Cookies on this website

We use cookies to ensure that we give you the best experience on our website. If you click 'Accept all cookies' we'll assume that you are happy to receive all cookies and you won't see this message again. If you click 'Reject all non-essential cookies' only necessary cookies providing core functionality such as security, network management, and accessibility will be enabled. Click 'Find out more' for information on how to change your cookie settings.

Clinical Ethics, Law, and Society (CELS) Oxford: An interdisciplinary research group exploring the ethical, legal and social aspects of scientific and technological advances in healthcare

Rapid technological advances promise to provide improvements in medical care, yet their implementation requires understanding of many contextual factors 

New technologies bring their own set of challenges that must be addressed if they are to be successfully integrated into practice and deliver long term positive change. The CELS group brings together interdisciplinary expertise to address the ethical, legal and societal issues of implementing new technologies through research, education, policy engagement and public dialogue.

CELS researches real-life issues that are sometimes missing from these celebrated promises for science and healthcare practice through interdisciplinary approaches. 

Examples of our research include issues related to

  • ethical preparedness in  Genomic Medicine (EPPiGen)
  • environmental sustainability and personalised medicine
  • diversifying genomic data,
  • exploring how results are constructed in whole genome approaches
  • familial communication of genetic information
  • consent and confidentiality in genomic medicine

Examples of research projects

Ethical Preparedness in Genomic Medicine (EPPiGen)

The rapid advances in genomic technology have been well documented, as has the potential for genomics to lead to important improvements in our understanding of health and the diagnosis and treatment of disease.
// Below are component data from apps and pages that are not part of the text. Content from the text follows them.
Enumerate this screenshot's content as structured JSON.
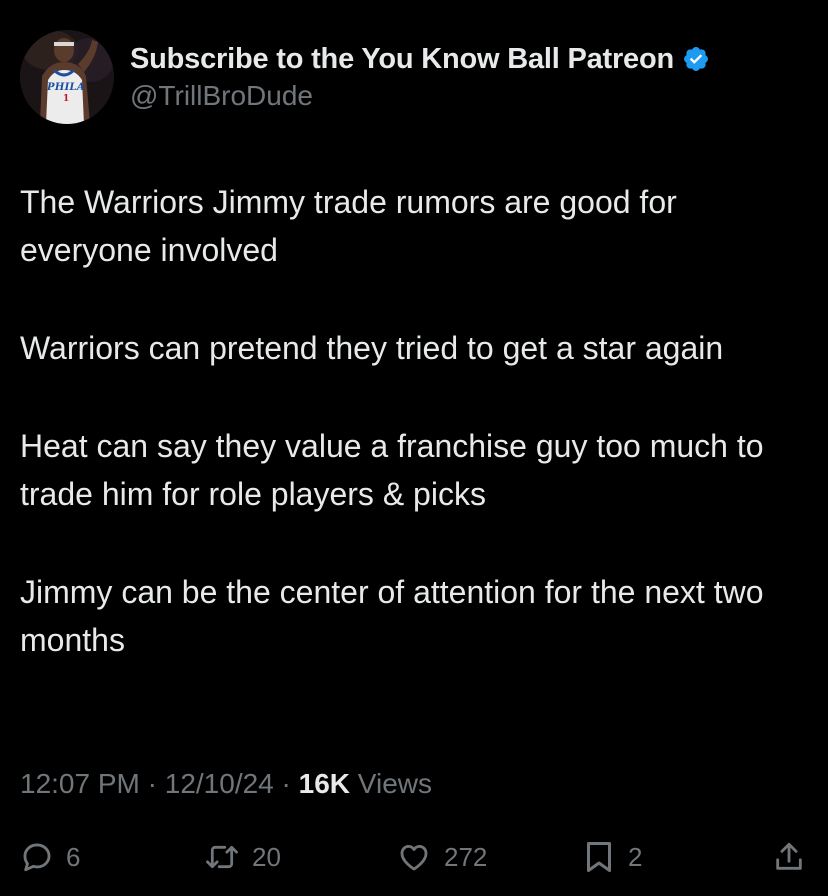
{
  "tweet": {
    "display_name": "Subscribe to the You Know Ball Patreon",
    "handle": "@TrillBroDude",
    "avatar": {
      "icon": "player-avatar",
      "jersey_text": "PHILA",
      "jersey_number": "1"
    },
    "verified_icon": "verified-badge-icon",
    "paragraphs": [
      "The Warriors Jimmy trade rumors are good for everyone involved",
      "Warriors can pretend they tried to get a star again",
      "Heat can say they value a franchise guy too much to trade him for role players & picks",
      "Jimmy can be the center of attention for the next two months"
    ],
    "time": "12:07 PM",
    "separator": "·",
    "date": "12/10/24",
    "views_count": "16K",
    "views_label": "Views"
  },
  "actions": {
    "reply": {
      "icon": "reply-icon",
      "count": "6"
    },
    "repost": {
      "icon": "repost-icon",
      "count": "20"
    },
    "like": {
      "icon": "heart-icon",
      "count": "272"
    },
    "bookmark": {
      "icon": "bookmark-icon",
      "count": "2"
    },
    "share": {
      "icon": "share-icon"
    }
  },
  "colors": {
    "background": "#000000",
    "primary_text": "#e7e9ea",
    "secondary_text": "#71767b",
    "verified_blue": "#1d9bf0"
  }
}
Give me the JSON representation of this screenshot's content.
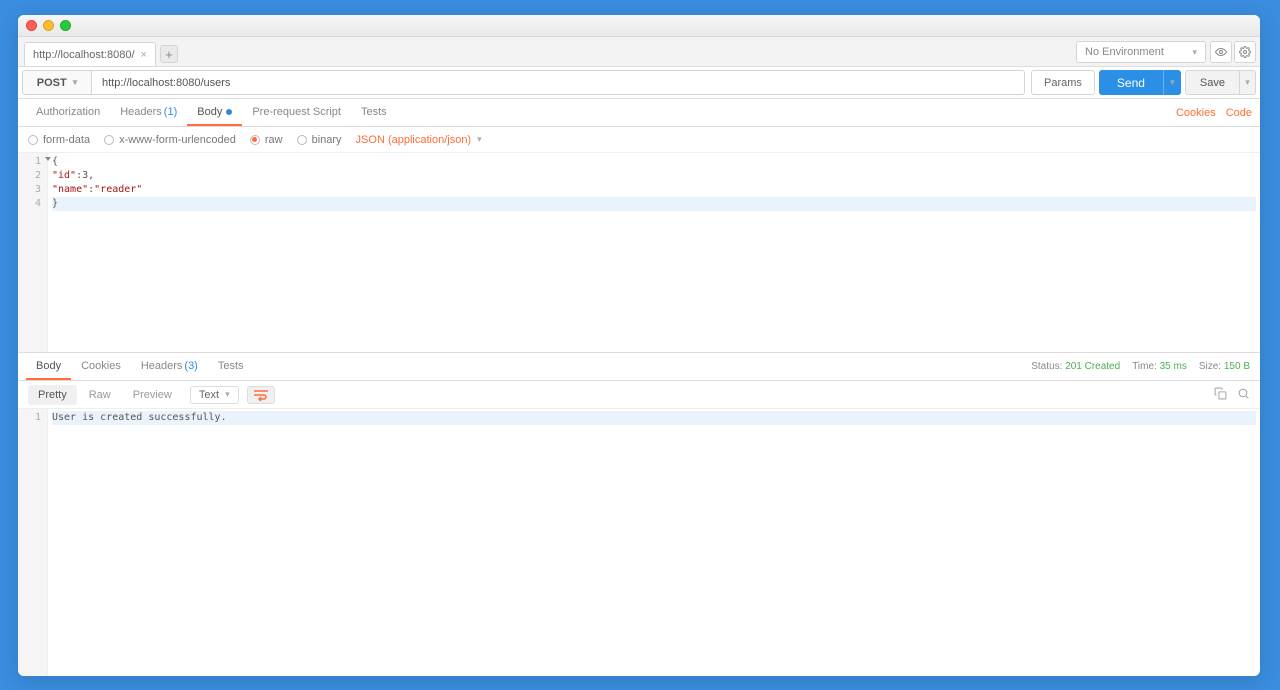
{
  "tab": {
    "title": "http://localhost:8080/"
  },
  "env": {
    "label": "No Environment"
  },
  "urlbar": {
    "method": "POST",
    "url": "http://localhost:8080/users",
    "params": "Params",
    "send": "Send",
    "save": "Save"
  },
  "reqtabs": {
    "auth": "Authorization",
    "headers": "Headers",
    "headers_count": "(1)",
    "body": "Body",
    "prereq": "Pre-request Script",
    "tests": "Tests",
    "cookies": "Cookies",
    "code": "Code"
  },
  "bodytype": {
    "formdata": "form-data",
    "urlencoded": "x-www-form-urlencoded",
    "raw": "raw",
    "binary": "binary",
    "ctype": "JSON (application/json)"
  },
  "request_body": {
    "lines": [
      "{",
      "    \"id\":3,",
      "    \"name\":\"reader\"",
      "}"
    ],
    "json": {
      "id": 3,
      "name": "reader"
    }
  },
  "restabs": {
    "body": "Body",
    "cookies": "Cookies",
    "headers": "Headers",
    "headers_count": "(3)",
    "tests": "Tests"
  },
  "resmeta": {
    "status_label": "Status:",
    "status_value": "201 Created",
    "time_label": "Time:",
    "time_value": "35 ms",
    "size_label": "Size:",
    "size_value": "150 B"
  },
  "resfmt": {
    "pretty": "Pretty",
    "raw": "Raw",
    "preview": "Preview",
    "type": "Text"
  },
  "response_body": {
    "lines": [
      "User is created successfully."
    ]
  }
}
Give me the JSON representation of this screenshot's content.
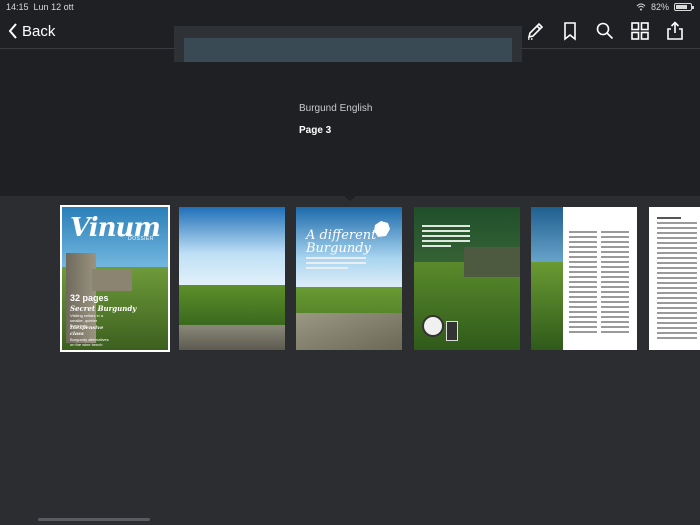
{
  "status": {
    "time": "14:15",
    "date": "Lun 12 ott",
    "battery": "82%",
    "battery_level": 0.82
  },
  "nav": {
    "back_label": "Back",
    "toolbar_icons": [
      "pencil-icon",
      "bookmark-icon",
      "search-icon",
      "grid-icon",
      "share-icon"
    ]
  },
  "document": {
    "title": "Burgund English",
    "page_label": "Page 3"
  },
  "thumbnails": {
    "cover": {
      "title": "Vinum",
      "subtitle": "DOSSIER",
      "headline_count": "32 pages",
      "headline": "Secret Burgundy",
      "blurb": "Visiting cellars in a smaller, quieter Burgundy",
      "feature": "Inexpensive class",
      "feature_blurb": "Burgundy alternatives on the wine bench"
    },
    "spread_title": "A different Burgundy",
    "selected_index": 0
  },
  "colors": {
    "background": "#2b2d31",
    "top_background": "#1f2024",
    "accent": "#ffffff"
  }
}
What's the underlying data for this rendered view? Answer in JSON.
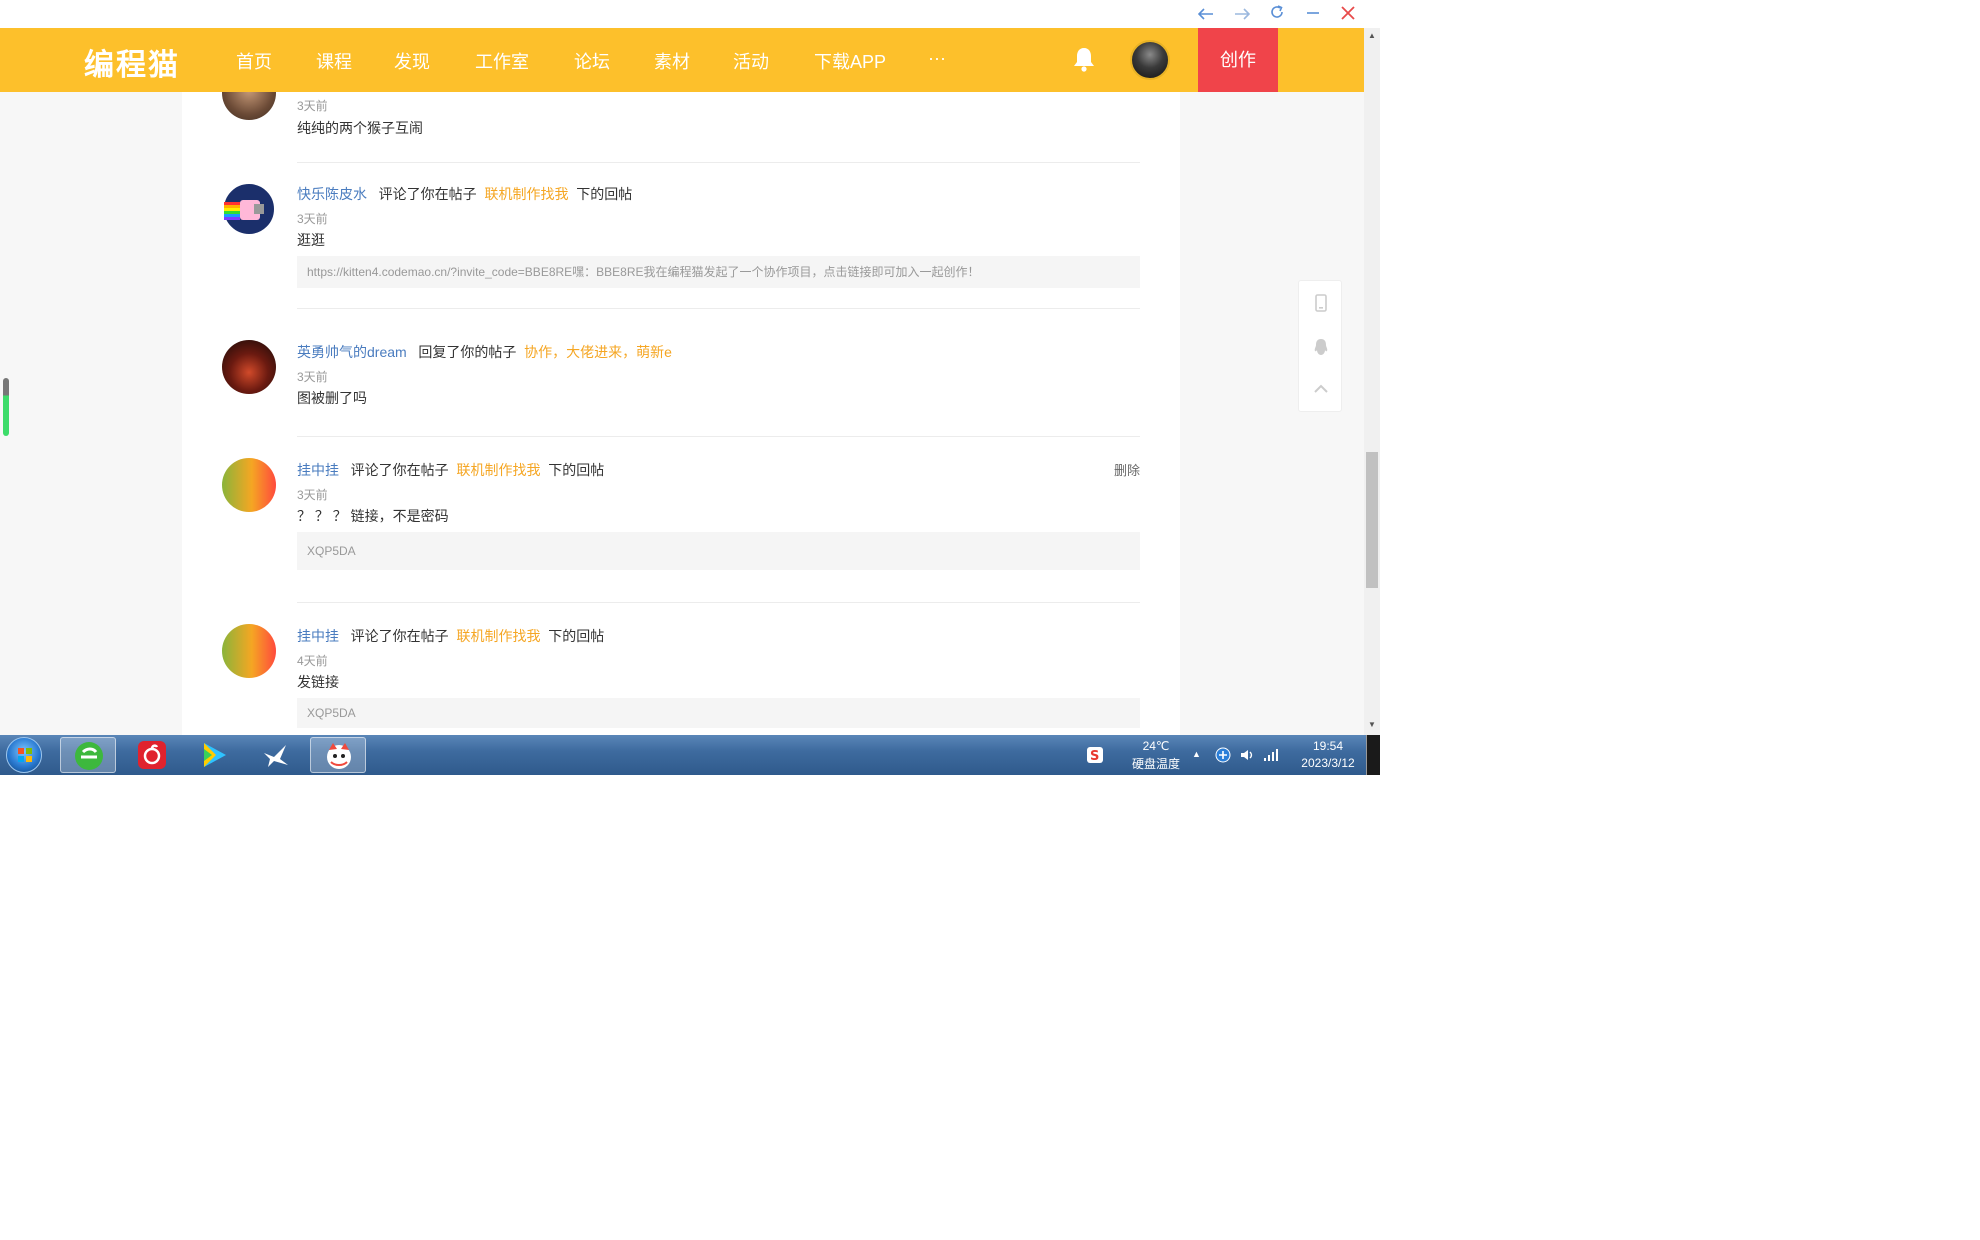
{
  "window": {
    "back_icon": "back-arrow-icon",
    "forward_icon": "forward-arrow-icon",
    "refresh_icon": "refresh-icon",
    "minimize_icon": "minimize-icon",
    "close_icon": "close-icon"
  },
  "nav": {
    "logo": "编程猫",
    "items": [
      "首页",
      "课程",
      "发现",
      "工作室",
      "论坛",
      "素材",
      "活动",
      "下载APP",
      "···"
    ],
    "create_label": "创作",
    "accent_color": "#fdc02b",
    "create_color": "#f0444a"
  },
  "notifications": [
    {
      "time": "3天前",
      "text": "纯纯的两个猴子互闹"
    },
    {
      "user": "快乐陈皮水",
      "action": "评论了你在帖子",
      "post": "联机制作找我",
      "suffix": "下的回帖",
      "time": "3天前",
      "text": "逛逛",
      "quote": "https://kitten4.codemao.cn/?invite_code=BBE8RE嘿：BBE8RE我在编程猫发起了一个协作项目，点击链接即可加入一起创作！"
    },
    {
      "user": "英勇帅气的dream",
      "action": "回复了你的帖子",
      "post": "协作，大佬进来，萌新e",
      "time": "3天前",
      "text": "图被删了吗"
    },
    {
      "user": "挂中挂",
      "action": "评论了你在帖子",
      "post": "联机制作找我",
      "suffix": "下的回帖",
      "time": "3天前",
      "text": "？ ？ ？ 链接，不是密码",
      "quote": "XQP5DA",
      "delete_label": "删除"
    },
    {
      "user": "挂中挂",
      "action": "评论了你在帖子",
      "post": "联机制作找我",
      "suffix": "下的回帖",
      "time": "4天前",
      "text": "发链接",
      "quote": "XQP5DA"
    }
  ],
  "taskbar": {
    "weather_temp": "24℃",
    "weather_label": "硬盘温度",
    "clock_time": "19:54",
    "clock_date": "2023/3/12"
  }
}
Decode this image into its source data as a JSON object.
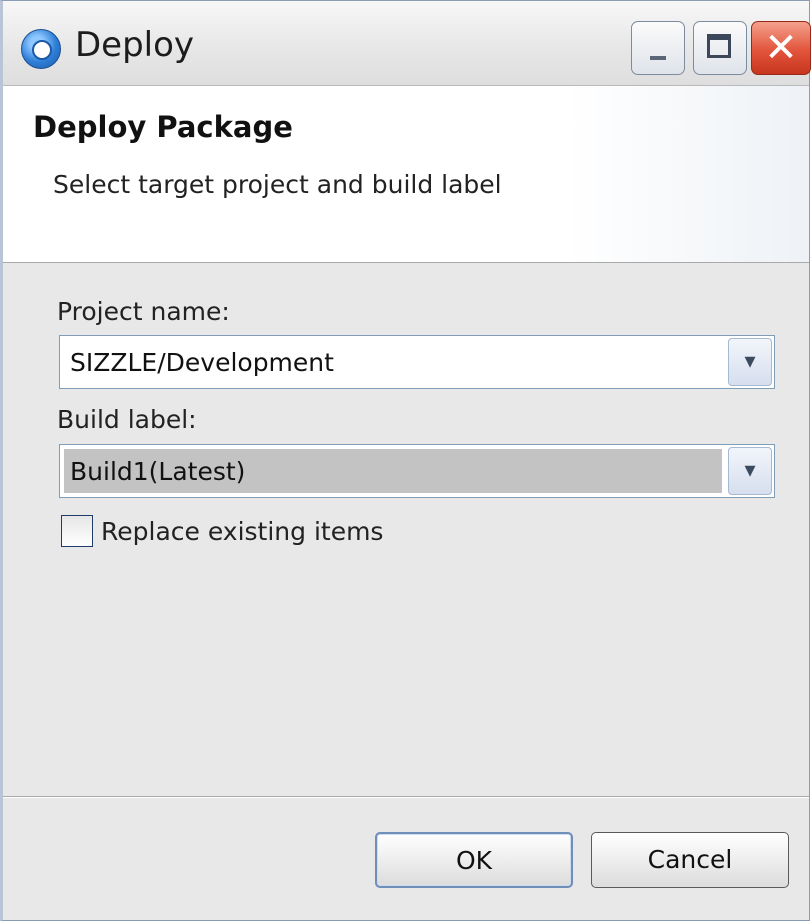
{
  "window": {
    "title": "Deploy",
    "icon": "deploy-app-icon",
    "controls": {
      "minimize_icon": "minimize-icon",
      "maximize_icon": "maximize-icon",
      "close_glyph": "✕"
    }
  },
  "header": {
    "title": "Deploy Package",
    "description": "Select target project and build label"
  },
  "form": {
    "project": {
      "label": "Project name:",
      "value": "SIZZLE/Development"
    },
    "build": {
      "label": "Build label:",
      "value": "Build1(Latest)"
    },
    "replace": {
      "label": "Replace existing items",
      "checked": false
    },
    "dropdown_glyph": "▾"
  },
  "buttons": {
    "ok": "OK",
    "cancel": "Cancel"
  }
}
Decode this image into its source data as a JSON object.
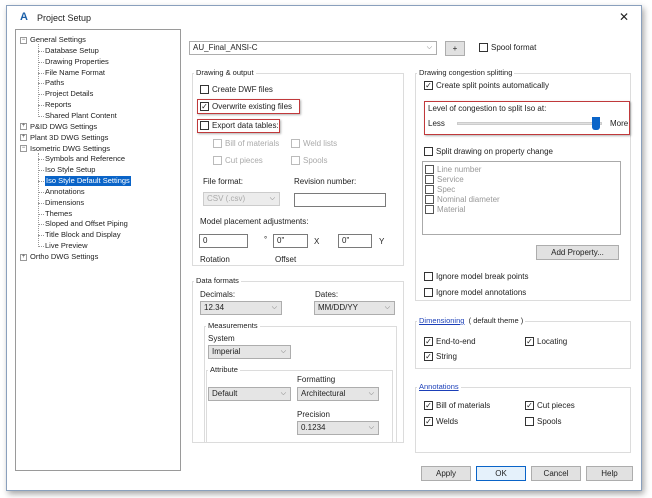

The consequences for  healthcare practices, systems, professionals and patients, and their ability to assimilate these changes, has been given less consideration.

EPPiGen is a Wellcome Trust Collaborative Award [Grant number 208053/B/17/Z]. in Humanities and Social Science, PIs Lucassen and Farsides (at Brighton and Sussex Medical School). The research examines how the promise and challenge of genomic medicine is understood and experienced by those providing and engaging with the service and how an ethical approach will require more than governance and off the shelf rules and regulations. EPPiGen is an interdisciplinary programme that combines empirical bioethics research, conceptual and theoretical analysis, and professional and public engagement to examine the concept of ethical preparedness in the context of genomic medicine.

See also for example: Using Hospital Data To Improve Healthcare - YouTube and podcasts eg Series 2 Episode 4 - Newborn genome screening | University of Oxford Podcasts

Construction of results in genomic testing

 Genetic tests used to focus on tiny parts of the genetic code. Clinicians would decide which parts of the genetic code to look at depending on a patient’s symptoms or family history. A laboratory test would look at these parts in detail, trying to find where the genetic code was different, in order to explain the patient’s health problems.

 Progress with technology means that now it is often cheaper and faster to look at all of the genetic code in one go (genomic testing), rather than picking out tiny sections to look at one-by-one. Genomic tests trawl the entire genetic code looking for differences in the code (variants). However, each person has over four million variants in their genetic code. Most variants won’t affect health at all. Some might predict health risks that are unrelated to the reason why a person chose to have a genomic test in the first place. Other variants might increase a patient’s chance of having children with serious illnesses, and there are many variants where no-one knows whether they matter or not. For each genomic test,  millions of of genetic variants need to be sifted to decide which should form the genomic result and which is communicated to the patient.

The difficulties of developing systems to filter variants from the genetic code, and interpreting what medical consequences variants might lead to, are often couched as technical problems. However, the decisions made during these processes have big impacts on people’s lives and the ethical work that this creates for scientists and clinicians needs attention.

Wellcome Trust Research Award for Health Professionals 2019 (218092/Z/19/Z) Dr Rachel Horton

Animation illustrating challenge of determining results from a genetic code:

Podcast discussing this and other ethical issues relating to genomic medicine:

Environmental sustainability of personalised medicines

Personalised medicine advances have driven many welcome insights into mechanisms of disease and means to treat them. However, these advances have an environmental footprint which in turn can lead to adverse health impacts. These include impacts associated with the energy required to collect, store, process and analyse data, as well as the materials associated with the manufacture of digital technologies, and the waste produced from them. Our research is based on the assumption that personalised medicine research should have an interest in this environmental footprint not only because of international priority setting, but also because of its commitment to health. 

Environmental impacts associated with the manufacturing of personalised medicines: social and ethical issues. Funded by the Future Targeted Healthcare Manufacturing Hub (EP/P006485/1). 2022
































Our team

Selected publications